The call came through from Babcock & Brown this morning politely
inquiring whether there were any questions coming at tomorrow’s AGM in
Sydney that could be telegraphed in advance to allow answers to be
prepared. Nice try!

AGMs should be full of lively unscripted debate. Sadly, institutions do all their talking in private with company executives
and the Australian Shareholders Association often gets neutralised
through an exchange of letters before an AGM.

Journalists don’t send through copies of questions before press
conferences and barristers don’t telegraph their punches ahead of a
cross-examination so why should shareholders make it easy for a board
on their one public outing of the year?

The other point is that you often don’t work out what questions to ask
until the meeting is under way and the presentations and debates flow. If anyone’s got suggested questions for
Babcock tomorrow, drop a line to [email protected]

It should be a lively debate, so those at a loose end in Sydney are
welcome to get down to the Four Seasons in George Street from 10.30am.
Visitors
can observe but not speak, there’s usually a good spread afterwards and
it won’t last for more than two hours.

Babcock is facing the same problem as Macquarie Bank with
underperformance in some of its satellite funds, partly due to the
excessive fees that are being ripped out and partly thanks to the
excessive prices being paid for some assets.

I bought 340 Babcock & Brown Infrastructure (BBI) shares at $1.49 a pop
this morning – a right bargain considering it hit a 13-month low this
week, triggering Babcock CEO Phil Green and infrastructure boss Peter
Hofbauer to each shell out $4.82 million over the past few days soaking
up stock at $1.51. The announcement came out yesterday and instantly
sent BBI up 4c to $1.50 this morning as investors follow the money.
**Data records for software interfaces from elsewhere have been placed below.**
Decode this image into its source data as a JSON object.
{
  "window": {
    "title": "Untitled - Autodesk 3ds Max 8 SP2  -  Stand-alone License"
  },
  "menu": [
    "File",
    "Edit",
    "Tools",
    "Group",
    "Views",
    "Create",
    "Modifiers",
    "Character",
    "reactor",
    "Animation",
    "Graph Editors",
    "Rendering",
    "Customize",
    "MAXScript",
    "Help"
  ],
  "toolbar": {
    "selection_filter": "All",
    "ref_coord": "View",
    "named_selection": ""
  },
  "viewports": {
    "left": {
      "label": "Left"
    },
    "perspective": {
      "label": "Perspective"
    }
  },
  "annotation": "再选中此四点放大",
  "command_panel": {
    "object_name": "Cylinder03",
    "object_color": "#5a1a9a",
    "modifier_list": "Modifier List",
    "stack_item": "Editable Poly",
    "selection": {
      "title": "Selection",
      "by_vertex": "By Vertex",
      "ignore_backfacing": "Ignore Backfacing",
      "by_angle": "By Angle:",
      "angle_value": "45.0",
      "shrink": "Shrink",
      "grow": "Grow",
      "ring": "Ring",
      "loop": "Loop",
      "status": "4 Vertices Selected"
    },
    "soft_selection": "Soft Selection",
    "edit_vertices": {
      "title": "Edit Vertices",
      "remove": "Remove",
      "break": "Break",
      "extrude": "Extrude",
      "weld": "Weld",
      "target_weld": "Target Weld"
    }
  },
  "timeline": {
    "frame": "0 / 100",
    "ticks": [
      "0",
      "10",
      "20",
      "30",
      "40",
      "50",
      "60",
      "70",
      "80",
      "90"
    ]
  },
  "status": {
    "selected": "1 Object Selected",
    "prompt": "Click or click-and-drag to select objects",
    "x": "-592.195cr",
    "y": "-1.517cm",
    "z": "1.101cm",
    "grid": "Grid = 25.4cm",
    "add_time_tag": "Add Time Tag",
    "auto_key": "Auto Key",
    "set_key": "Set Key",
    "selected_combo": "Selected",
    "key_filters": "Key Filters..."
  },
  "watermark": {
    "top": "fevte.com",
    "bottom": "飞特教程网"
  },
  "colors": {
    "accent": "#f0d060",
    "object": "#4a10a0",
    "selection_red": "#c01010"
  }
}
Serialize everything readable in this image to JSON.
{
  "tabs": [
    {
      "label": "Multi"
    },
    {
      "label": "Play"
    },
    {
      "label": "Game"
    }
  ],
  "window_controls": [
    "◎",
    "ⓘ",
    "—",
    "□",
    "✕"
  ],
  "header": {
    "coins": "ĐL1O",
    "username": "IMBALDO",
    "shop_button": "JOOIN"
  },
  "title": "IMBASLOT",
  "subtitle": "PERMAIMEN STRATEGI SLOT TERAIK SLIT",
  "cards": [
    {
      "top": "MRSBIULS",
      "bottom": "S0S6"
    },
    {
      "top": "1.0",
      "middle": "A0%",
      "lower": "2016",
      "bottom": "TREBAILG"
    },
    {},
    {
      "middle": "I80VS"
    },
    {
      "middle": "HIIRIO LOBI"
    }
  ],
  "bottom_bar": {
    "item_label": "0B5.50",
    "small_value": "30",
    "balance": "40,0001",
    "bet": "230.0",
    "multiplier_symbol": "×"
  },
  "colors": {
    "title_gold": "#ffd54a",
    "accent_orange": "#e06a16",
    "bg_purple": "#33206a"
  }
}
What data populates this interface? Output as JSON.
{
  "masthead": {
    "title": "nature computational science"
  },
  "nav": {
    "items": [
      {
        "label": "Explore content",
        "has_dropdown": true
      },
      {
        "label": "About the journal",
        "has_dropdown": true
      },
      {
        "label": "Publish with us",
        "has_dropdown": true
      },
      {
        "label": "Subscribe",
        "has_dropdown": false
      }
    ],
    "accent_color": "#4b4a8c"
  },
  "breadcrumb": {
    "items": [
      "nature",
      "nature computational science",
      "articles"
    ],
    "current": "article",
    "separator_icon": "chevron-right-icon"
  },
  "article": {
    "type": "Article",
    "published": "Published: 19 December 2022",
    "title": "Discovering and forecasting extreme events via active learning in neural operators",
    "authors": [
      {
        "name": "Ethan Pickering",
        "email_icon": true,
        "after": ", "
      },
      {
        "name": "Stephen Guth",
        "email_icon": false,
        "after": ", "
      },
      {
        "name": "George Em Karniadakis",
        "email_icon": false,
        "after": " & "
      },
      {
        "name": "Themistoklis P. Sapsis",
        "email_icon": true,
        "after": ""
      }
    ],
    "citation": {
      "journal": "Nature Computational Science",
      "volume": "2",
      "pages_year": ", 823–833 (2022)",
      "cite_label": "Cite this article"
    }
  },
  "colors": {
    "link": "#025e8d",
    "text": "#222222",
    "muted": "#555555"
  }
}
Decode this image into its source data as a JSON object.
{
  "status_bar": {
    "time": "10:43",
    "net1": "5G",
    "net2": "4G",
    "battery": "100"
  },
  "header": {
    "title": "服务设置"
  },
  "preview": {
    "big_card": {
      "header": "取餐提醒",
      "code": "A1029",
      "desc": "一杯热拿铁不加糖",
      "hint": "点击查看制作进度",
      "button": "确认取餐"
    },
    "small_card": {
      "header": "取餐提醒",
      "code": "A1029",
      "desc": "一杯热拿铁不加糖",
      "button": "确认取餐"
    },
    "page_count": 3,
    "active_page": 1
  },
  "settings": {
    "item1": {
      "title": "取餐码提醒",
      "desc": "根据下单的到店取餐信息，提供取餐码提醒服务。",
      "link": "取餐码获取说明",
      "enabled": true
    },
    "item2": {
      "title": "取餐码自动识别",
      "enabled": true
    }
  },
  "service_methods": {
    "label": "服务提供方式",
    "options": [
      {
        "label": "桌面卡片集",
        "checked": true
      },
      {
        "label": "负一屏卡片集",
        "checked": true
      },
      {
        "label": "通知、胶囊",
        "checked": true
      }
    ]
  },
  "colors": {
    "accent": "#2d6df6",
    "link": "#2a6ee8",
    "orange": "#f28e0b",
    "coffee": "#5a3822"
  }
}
BBI is a classic case of the flawed and conflicted Babcock and
Macquarie model. After cleaning up the Beattie government with its
original $630 million purchase of the Dalrymple Bay coal terminal in
2001, the asset was profitably flipped into a listed vehicle in 2002.
Since then, BBI has been on a spending spree which has included $1.8
billion on New Zealand energy company Powerco, $1.5 billion on TD Ports
in the UK and $280 million for an underground power cable business in
New York State.

Fees have been ripped out every which way and now the stock is starting
to slide, such that investors who stumped up $673 million at $1.58 a
pop in a March capital raising, found themselves 8% underwater before
the Rich Listers started propping up the stock in recent days.

All of this should make for some lively debate tomorrow as, just like
Macquarie Bank, Babcock is an extremely issues-rich operation. The
challenge is just comprehending the scale of what goes on, so send
those suggested questions through.